◆ PROVIDED RECORDS
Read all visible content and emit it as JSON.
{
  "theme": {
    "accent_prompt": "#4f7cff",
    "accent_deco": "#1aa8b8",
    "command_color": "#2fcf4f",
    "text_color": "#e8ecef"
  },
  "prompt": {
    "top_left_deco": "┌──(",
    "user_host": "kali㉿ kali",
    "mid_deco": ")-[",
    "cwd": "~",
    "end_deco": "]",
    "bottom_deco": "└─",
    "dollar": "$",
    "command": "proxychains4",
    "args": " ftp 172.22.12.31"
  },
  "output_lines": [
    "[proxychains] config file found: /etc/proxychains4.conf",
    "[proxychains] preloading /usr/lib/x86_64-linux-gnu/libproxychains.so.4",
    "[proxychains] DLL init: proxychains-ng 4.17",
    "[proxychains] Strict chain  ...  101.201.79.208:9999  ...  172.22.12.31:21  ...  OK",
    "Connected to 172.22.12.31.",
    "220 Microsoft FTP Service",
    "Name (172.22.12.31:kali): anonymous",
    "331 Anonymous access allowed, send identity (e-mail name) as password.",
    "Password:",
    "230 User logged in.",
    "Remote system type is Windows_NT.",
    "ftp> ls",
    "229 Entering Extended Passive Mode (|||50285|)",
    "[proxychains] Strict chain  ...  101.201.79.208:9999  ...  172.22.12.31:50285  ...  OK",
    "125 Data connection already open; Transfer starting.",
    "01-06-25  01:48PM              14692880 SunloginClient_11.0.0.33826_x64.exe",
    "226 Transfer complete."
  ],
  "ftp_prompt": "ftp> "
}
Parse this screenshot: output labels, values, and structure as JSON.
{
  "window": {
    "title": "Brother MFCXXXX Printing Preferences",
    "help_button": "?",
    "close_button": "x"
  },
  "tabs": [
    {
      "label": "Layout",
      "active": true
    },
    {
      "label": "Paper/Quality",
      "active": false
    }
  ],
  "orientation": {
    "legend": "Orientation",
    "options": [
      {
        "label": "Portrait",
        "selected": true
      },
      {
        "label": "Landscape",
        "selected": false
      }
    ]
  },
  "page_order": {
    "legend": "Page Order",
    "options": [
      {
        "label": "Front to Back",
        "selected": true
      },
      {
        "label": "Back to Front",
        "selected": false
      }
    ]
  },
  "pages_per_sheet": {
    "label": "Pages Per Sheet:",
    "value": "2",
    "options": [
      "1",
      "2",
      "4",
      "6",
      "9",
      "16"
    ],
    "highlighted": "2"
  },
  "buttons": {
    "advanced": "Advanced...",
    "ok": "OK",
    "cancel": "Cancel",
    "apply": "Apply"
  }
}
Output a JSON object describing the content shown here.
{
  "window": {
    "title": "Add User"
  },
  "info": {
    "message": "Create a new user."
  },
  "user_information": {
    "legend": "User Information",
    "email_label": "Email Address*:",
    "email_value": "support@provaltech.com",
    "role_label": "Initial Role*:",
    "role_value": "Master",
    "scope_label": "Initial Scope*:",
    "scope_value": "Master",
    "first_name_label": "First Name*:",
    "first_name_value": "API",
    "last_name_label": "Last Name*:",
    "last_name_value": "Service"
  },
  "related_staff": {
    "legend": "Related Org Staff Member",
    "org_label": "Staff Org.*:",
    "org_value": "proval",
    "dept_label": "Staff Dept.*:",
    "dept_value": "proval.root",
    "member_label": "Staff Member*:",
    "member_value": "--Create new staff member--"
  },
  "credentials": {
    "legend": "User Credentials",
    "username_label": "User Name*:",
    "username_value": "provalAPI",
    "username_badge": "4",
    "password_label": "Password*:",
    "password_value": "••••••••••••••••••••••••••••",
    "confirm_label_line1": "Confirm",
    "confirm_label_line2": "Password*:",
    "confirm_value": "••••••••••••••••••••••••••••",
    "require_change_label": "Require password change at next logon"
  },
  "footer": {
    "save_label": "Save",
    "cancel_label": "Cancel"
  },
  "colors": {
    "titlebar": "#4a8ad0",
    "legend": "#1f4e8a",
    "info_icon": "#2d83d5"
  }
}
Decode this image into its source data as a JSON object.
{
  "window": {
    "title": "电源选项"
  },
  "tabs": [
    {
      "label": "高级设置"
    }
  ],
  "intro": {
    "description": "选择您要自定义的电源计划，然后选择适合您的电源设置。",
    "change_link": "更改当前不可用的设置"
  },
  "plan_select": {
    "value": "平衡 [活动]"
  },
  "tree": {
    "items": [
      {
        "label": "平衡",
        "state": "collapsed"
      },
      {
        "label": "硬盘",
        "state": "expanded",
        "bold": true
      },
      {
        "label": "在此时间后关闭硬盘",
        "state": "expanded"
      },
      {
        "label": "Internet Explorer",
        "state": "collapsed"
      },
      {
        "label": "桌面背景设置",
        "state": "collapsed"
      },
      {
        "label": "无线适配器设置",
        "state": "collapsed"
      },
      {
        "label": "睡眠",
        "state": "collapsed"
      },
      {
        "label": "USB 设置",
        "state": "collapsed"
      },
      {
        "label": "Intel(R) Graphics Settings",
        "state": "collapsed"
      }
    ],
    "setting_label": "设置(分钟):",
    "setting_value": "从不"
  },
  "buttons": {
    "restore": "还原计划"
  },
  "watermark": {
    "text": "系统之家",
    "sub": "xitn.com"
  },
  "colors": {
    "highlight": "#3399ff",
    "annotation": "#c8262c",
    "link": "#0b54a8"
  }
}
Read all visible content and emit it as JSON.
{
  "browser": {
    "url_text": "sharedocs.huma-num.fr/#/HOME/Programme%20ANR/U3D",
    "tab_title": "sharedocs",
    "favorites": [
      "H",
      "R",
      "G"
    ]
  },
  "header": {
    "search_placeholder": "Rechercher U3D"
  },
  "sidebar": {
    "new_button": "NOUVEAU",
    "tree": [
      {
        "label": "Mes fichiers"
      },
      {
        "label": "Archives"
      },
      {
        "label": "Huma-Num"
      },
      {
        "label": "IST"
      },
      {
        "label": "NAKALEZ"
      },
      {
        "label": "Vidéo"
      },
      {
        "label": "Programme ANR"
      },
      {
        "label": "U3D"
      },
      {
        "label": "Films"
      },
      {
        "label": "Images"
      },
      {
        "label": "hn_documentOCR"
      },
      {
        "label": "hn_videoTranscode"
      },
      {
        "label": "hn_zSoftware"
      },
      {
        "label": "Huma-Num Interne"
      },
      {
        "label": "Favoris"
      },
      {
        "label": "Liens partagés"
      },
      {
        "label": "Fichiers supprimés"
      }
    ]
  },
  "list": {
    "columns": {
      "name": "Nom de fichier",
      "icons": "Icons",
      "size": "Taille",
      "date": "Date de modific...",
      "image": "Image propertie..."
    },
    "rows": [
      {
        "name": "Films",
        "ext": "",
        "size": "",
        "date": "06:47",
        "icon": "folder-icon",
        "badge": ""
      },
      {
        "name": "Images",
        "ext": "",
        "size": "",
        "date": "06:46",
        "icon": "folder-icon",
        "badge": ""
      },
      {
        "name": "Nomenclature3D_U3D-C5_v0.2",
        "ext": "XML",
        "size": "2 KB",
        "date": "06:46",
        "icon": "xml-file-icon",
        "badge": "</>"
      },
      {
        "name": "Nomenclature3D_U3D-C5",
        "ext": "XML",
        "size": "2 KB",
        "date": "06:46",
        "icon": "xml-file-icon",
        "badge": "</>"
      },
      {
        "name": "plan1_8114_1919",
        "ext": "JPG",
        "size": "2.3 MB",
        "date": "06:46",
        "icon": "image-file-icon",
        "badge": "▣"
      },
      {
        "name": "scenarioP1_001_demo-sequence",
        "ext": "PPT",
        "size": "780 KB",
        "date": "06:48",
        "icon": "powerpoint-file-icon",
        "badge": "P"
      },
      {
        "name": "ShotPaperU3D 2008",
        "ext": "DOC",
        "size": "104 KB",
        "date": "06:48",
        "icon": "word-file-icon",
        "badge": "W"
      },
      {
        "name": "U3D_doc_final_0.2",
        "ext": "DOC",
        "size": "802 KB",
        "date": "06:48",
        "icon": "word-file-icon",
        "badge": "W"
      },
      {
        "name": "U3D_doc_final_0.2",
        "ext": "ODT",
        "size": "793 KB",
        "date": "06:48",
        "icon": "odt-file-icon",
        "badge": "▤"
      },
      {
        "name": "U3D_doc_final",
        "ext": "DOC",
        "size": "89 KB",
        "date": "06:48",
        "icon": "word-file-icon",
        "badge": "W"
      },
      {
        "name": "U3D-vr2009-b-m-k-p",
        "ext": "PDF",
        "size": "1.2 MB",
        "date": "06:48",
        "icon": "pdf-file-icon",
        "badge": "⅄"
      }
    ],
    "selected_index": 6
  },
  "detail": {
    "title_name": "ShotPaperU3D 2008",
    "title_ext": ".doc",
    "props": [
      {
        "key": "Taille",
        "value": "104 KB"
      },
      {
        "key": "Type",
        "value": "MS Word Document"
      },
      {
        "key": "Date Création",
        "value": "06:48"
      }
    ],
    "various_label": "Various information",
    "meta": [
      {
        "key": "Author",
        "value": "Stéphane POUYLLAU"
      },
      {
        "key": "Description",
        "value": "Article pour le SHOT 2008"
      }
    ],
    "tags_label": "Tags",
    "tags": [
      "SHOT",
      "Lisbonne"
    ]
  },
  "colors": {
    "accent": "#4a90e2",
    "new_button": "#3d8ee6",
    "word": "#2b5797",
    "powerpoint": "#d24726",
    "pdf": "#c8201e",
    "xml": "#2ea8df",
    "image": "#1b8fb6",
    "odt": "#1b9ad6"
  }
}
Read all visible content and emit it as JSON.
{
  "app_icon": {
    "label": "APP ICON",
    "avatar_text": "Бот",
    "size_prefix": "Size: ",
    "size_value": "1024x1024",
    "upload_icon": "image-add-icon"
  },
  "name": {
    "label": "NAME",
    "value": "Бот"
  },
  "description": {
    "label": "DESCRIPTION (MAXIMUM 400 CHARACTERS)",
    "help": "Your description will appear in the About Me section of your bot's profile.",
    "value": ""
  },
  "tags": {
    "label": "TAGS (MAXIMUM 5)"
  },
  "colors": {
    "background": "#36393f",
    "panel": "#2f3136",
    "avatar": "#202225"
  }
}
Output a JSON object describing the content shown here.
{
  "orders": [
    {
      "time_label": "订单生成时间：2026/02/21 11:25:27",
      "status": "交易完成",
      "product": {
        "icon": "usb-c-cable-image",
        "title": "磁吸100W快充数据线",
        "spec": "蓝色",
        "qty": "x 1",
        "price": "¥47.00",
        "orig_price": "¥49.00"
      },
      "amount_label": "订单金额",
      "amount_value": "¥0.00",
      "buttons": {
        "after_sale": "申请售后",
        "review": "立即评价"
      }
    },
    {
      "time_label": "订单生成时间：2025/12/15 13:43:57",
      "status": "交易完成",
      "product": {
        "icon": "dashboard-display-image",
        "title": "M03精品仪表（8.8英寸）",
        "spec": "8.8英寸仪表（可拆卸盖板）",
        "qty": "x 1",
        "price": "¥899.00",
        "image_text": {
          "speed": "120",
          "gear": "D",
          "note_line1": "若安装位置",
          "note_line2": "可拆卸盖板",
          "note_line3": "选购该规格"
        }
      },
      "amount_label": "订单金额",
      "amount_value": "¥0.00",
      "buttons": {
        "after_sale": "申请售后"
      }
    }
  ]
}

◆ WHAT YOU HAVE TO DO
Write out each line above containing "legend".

◆ RESPONSE BOX
    "legend": "Orientation",
    "legend": "Page Order",
    "legend": "User Information",
    "legend": "Related Org Staff Member",
    "legend": "User Credentials",
    "legend": "#1f4e8a",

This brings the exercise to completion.